On average, symptom checkers listed the correct diagnosis first just 34 percent of the time. They had it listed in the top three 51 percent of the time and listed it in the top 20 just 58 percent of the time. Conditions were triaged correctly 57 percent of the time on average, but the symptom checkers erred on the side of sending patients to the emergency room: 80 percent of vignettes requiring emergency visits were triaged correctly, compared to 55 percent requiring non-emergency care and 33 percent requiring self-care.
"Whether this level of performance for diagnosis and triage we observed is acceptable depends on the standard for comparison," researchers wrote. "If symptom checkers are seen as a replacement for seeing a physician, they are likely an inferior alternative. It is believed that physicians have a diagnostic accuracy rate of 85 to 90 percent, though in some studies using clinical vignettes, performance was lower.

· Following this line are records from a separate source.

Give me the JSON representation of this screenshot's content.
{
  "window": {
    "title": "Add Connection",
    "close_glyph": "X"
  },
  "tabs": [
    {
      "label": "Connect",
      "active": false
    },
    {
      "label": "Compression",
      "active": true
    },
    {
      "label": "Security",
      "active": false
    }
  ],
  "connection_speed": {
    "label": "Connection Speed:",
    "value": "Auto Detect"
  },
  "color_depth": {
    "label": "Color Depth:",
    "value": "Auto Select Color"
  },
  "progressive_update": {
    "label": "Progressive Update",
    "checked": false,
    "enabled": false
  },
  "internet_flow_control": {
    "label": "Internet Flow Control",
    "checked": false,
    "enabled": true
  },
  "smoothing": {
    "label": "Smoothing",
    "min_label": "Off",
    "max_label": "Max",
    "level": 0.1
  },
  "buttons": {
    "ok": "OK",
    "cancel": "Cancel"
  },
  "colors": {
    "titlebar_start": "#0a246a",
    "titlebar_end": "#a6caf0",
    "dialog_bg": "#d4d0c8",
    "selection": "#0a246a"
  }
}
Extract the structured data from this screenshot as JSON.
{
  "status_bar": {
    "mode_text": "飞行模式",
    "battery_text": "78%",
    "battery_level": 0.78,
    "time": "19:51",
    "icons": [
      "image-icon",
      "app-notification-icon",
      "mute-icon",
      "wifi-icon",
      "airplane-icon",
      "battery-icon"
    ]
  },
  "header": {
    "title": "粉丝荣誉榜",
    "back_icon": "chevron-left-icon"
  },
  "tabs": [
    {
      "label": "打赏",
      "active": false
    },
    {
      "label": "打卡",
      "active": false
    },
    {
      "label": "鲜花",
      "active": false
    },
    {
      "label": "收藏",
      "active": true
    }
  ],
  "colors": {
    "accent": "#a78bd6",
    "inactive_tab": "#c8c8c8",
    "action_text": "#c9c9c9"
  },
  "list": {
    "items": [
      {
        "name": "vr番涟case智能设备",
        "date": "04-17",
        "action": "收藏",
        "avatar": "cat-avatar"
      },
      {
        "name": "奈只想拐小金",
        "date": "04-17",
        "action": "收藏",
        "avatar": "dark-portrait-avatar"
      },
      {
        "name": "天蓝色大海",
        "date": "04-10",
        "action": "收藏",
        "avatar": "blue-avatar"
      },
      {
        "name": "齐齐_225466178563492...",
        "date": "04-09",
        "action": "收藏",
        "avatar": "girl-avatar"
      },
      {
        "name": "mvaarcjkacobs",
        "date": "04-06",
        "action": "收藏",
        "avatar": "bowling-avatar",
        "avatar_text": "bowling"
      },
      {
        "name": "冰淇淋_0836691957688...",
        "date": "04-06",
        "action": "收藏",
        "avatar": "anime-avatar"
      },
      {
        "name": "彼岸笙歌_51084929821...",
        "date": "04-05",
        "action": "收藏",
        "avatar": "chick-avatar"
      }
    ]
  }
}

However, in-person physician visits might be the wrong comparison because patients are likely not using symptom checkers to obtain a definitive diagnosis but for quick and accessible guidance."
However, researchers noted, symptom checkers still outperform a simple Google search and offer a diagnostic accuracy about on par with telephone nurse lines, according to some recent studies. So they may have some worth even with a surprisingly low diagnostic accuracy.
Sites owned by government groups, payers, providers, and private companies all performed similarly on the diagnostic side, but provider tools were a little more accurate at triage (68 percent accuracy on average, compared to 59 percent from private companies and 43 percent from payer/government groups).
As for the individual tools, some of the more well-known symptom checkers were top performers. WebMD was just a little above average, listing the correct diagnosis in the top 20 options 62 percent of the time. AskMD managed 75, Mayo Clinic posted 76, and iTriage got 77 percent in the top 20. The best performing symptom checker was a tool called Isabel, that managed 84 percent. DocResponse also did well, getting the correct diagnosis on the first try 50 percent of the time and in the top 20 choices 72 percent of the time.
"Physicians should be aware that an increasing number of their patients are using new internet based tools such as symptom checkers and that the diagnosis and triage advice patients receive may often be inaccurate," researchers wrote. "For patients, our results imply that in many cases symptom checkers can give the user a sense of possible diagnoses but also provide a note of caution, as the tools are frequently wrong and the triage advice overly cautious. Symptom checkers may, however, be of value if the alternative is not seeking any advice or simply using an internet search engine. Further evaluations and monitoring of symptom checkers will be important to assess whether they help people learn more and make better decisions about their health."